you'll want to trench the area where you will install the edging or use a flat shovel to just scoop out the tilled dirt. I prefer the plastic over metal, mainly because of cost, and secondly because it is easier to trim. If you're going to be maintaining the yard, I'd use plastic unless you like buying trimmer line.

make sure it is the high quality kind and you install it the right direction. The metal kind is held into place with spikes. Better quality plastic will have spikes as well. then, shovel the dirt back.

next, install your plants. finally, mulch. you can use a mulch like pine straw to provide a base mulch that is easy to rake out of the way and replace if the plantings aren't being done immediately.

GardnerLandscaping
07-31-2006, 02:35 AM
spray paint inside the hose so you can remove the hose for the next phase. look for spray paint designed for this purpose to minimize damage from over spray to the lawn.

DSLND
07-31-2006, 01:21 PM
Thanks! -Mitch-

GardnerLandscaping
08-01-2006, 06:28 AM
Oh, according to others, use of regular RoundUp shouldn't stress your plants after a day.

In either case, you should consider the use of a garden rake, thatch rake, or even a power rake to remove the dead grass so it doesn't come back later before you till. I think excessive plant material and roots mulched under can cause problems as well because when they decay, the suck up nitrogen.

In other words, what you do depends on the soil condition, what is already growing, and what is being planted.

GardnerLandscaping
08-01-2006, 07:59 AM
I also read repeated applications of RoundUp and tarp to kill bermuda properly. This is the stuff that books don't cover well.

In the past, I've dug up centipede which behaves a lot like bermuda and used the sod for patching the lawn. Very hard labor.

Team-Green L&L
08-01-2006, 09:23 AM
Use inverted marking paint and cut inside your lines with either power edger or edging shovel depending on the area size. Then cut the grass at a horizontal level to get rid of the excess grass. Irrigation tubing is a landscaper's nightmare if you ask me. Cut your edges 3-4" deep to allow for alot of definition.

TAZ
08-01-2006, 10:22 AM
Layout your shape, Round up the interior, Let it sit for a bit, either remove the interior with a sod cutter or manual means, Then as the above post mentined cut the shape with a power edger (little wonder bed shaper works well for this). Add any amendments to the soil, shape/sculpt the underliing dirt in the bed to allow for that 3-4" drop then apply mulch.

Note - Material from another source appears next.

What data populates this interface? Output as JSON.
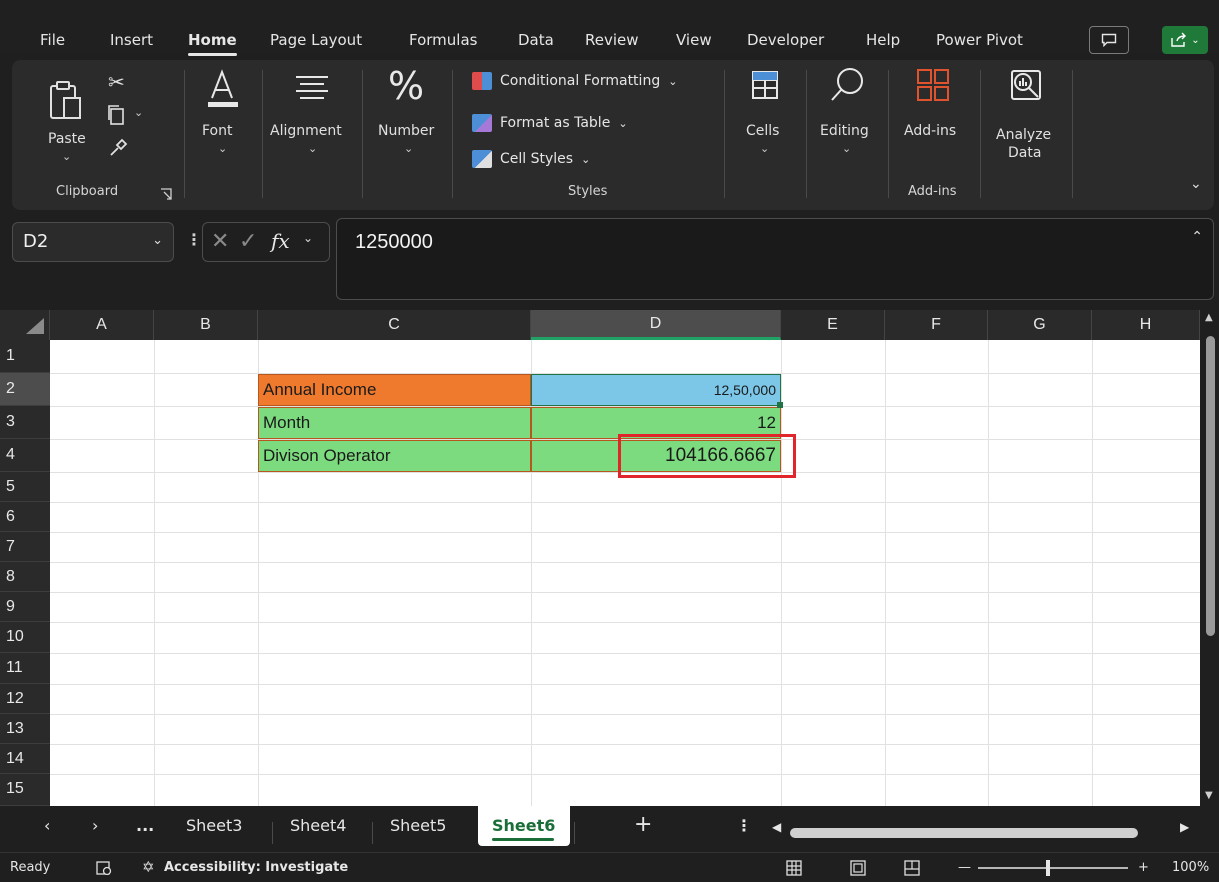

Also llike the above post mentioned I would stay away from any plastic or hose edging. A good drop on the edge and a trimmer turned sidways or a stick edger and it's allot easier to keep looking nice.

-TAZ

TAZ
08-01-2006, 10:25 AM
I also read repeated applications of RoundUp and tarp to kill bermuda properly. This is the stuff that books don't cover well.

In the past, I've dug up centipede which behaves a lot like bermuda and used the sod for patching the lawn. Very hard labor.

Poster is in IL... Killing cool season grasses shouldn't be problem with Round-Up.
-TAZ

DSLND
08-02-2006, 12:36 AM
WOW! Lots of replys! Great Info! Thanks Guys! -Mitch-